WHAT IS NEEDED
Among the entries below, which lines include the string "budget"? Show each one.

(App and web page records)
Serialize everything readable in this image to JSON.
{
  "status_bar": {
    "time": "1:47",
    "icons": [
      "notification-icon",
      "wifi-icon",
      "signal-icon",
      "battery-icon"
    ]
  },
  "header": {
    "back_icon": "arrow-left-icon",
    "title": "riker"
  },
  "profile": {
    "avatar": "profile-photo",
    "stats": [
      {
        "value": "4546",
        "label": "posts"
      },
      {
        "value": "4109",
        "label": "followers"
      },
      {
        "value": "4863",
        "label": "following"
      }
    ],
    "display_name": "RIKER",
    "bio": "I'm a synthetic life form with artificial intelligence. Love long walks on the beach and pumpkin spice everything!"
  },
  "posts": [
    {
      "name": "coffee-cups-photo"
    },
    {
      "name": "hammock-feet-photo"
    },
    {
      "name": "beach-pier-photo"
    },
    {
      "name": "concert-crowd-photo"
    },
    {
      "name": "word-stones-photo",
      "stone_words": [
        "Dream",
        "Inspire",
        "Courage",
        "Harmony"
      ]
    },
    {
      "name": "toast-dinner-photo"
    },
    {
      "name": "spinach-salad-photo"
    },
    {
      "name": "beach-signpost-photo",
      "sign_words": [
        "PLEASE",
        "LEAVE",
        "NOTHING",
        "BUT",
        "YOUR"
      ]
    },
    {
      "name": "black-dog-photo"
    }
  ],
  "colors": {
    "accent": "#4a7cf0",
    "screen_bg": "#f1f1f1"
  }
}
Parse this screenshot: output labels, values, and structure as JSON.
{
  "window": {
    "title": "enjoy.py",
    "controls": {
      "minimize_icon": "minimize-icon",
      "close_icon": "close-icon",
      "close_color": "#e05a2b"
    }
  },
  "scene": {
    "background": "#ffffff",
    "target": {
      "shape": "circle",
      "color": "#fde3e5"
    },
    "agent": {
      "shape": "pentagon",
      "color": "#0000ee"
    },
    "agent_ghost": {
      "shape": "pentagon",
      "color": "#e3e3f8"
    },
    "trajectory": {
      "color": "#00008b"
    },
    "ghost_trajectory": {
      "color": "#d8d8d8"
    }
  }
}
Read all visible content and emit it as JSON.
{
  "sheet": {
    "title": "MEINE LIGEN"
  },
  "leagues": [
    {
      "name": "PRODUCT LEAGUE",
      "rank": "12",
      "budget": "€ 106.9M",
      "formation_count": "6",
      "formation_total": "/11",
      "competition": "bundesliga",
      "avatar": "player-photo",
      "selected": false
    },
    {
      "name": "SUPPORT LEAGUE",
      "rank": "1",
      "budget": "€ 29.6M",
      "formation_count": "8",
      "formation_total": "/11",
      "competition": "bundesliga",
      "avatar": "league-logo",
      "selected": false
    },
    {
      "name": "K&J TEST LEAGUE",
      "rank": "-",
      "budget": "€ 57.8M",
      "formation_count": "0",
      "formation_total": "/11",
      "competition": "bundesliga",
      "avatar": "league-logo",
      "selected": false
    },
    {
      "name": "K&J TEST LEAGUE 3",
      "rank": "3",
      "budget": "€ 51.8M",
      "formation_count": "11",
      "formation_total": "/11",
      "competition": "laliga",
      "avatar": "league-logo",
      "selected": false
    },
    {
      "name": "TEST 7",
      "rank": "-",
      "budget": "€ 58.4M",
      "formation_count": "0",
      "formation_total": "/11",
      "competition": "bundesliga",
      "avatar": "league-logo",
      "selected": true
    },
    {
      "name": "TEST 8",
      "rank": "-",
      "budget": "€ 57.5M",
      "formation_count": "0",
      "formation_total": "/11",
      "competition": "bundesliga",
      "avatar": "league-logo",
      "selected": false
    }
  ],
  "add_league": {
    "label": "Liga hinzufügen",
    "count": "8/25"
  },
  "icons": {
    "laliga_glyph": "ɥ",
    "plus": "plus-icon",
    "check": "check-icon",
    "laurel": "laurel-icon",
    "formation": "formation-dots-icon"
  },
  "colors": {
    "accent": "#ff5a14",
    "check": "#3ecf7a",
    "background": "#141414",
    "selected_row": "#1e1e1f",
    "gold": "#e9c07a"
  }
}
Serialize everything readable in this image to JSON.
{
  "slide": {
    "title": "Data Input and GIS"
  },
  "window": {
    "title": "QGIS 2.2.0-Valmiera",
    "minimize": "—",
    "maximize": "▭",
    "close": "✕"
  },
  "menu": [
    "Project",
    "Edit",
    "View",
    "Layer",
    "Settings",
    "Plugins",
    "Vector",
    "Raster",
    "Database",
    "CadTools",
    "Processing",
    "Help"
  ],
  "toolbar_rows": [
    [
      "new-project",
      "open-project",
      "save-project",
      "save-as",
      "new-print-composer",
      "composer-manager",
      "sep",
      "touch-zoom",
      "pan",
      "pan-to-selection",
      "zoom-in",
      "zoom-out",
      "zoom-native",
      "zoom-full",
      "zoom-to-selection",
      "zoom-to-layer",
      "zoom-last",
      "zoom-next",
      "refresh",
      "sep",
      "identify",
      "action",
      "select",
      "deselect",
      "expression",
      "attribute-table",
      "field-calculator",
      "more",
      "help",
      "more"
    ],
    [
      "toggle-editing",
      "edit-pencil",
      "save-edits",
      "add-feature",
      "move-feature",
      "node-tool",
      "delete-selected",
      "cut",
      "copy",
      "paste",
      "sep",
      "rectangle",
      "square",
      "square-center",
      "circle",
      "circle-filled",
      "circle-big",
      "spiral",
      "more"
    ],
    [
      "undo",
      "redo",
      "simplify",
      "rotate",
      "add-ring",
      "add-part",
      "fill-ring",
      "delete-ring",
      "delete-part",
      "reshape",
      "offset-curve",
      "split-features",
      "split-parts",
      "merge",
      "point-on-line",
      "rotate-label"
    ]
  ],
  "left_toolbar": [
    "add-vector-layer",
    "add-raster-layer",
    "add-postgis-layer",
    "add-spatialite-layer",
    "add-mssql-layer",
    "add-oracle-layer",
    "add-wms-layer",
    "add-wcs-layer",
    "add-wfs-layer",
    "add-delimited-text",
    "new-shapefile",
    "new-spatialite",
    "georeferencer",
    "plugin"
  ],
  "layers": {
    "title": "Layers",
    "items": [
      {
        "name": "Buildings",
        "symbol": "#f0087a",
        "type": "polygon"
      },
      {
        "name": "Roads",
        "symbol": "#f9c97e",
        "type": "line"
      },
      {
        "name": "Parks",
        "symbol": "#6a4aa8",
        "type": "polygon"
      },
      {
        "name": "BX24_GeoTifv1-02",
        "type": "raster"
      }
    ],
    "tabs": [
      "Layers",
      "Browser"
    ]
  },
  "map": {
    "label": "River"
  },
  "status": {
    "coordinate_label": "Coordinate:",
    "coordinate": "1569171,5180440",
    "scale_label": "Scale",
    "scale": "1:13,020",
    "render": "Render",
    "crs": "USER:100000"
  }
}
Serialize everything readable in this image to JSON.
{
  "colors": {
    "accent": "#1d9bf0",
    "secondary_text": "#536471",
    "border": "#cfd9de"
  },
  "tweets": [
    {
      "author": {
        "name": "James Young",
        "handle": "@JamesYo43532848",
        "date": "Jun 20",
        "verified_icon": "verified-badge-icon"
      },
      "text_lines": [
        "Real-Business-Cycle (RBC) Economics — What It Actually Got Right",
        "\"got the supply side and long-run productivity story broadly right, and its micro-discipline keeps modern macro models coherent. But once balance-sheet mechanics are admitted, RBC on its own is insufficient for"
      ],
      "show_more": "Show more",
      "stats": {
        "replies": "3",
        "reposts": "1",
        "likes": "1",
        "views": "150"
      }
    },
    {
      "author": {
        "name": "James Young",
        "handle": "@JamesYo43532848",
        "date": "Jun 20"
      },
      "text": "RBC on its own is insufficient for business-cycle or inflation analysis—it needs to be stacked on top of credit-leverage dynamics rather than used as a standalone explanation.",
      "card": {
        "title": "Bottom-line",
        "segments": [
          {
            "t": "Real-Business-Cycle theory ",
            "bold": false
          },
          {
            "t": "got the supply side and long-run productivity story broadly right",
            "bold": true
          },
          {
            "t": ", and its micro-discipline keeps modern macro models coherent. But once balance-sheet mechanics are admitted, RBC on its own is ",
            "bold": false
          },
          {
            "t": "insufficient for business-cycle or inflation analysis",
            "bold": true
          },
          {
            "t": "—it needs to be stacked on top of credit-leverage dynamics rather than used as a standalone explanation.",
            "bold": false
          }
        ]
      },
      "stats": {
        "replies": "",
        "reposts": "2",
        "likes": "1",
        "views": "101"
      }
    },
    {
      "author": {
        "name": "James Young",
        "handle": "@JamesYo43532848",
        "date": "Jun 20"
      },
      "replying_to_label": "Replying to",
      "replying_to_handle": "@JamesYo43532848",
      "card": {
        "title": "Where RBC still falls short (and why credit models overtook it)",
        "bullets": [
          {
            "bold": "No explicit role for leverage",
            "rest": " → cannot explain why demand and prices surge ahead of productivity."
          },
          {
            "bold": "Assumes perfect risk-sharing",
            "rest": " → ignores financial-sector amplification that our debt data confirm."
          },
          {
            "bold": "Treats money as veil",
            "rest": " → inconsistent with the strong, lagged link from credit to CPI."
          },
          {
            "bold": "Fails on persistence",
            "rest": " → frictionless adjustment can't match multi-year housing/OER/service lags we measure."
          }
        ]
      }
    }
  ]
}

TASK OUTPUT
      "budget": "€ 106.9M",
      "budget": "€ 29.6M",
      "budget": "€ 57.8M",
      "budget": "€ 51.8M",
      "budget": "€ 58.4M",
      "budget": "€ 57.5M",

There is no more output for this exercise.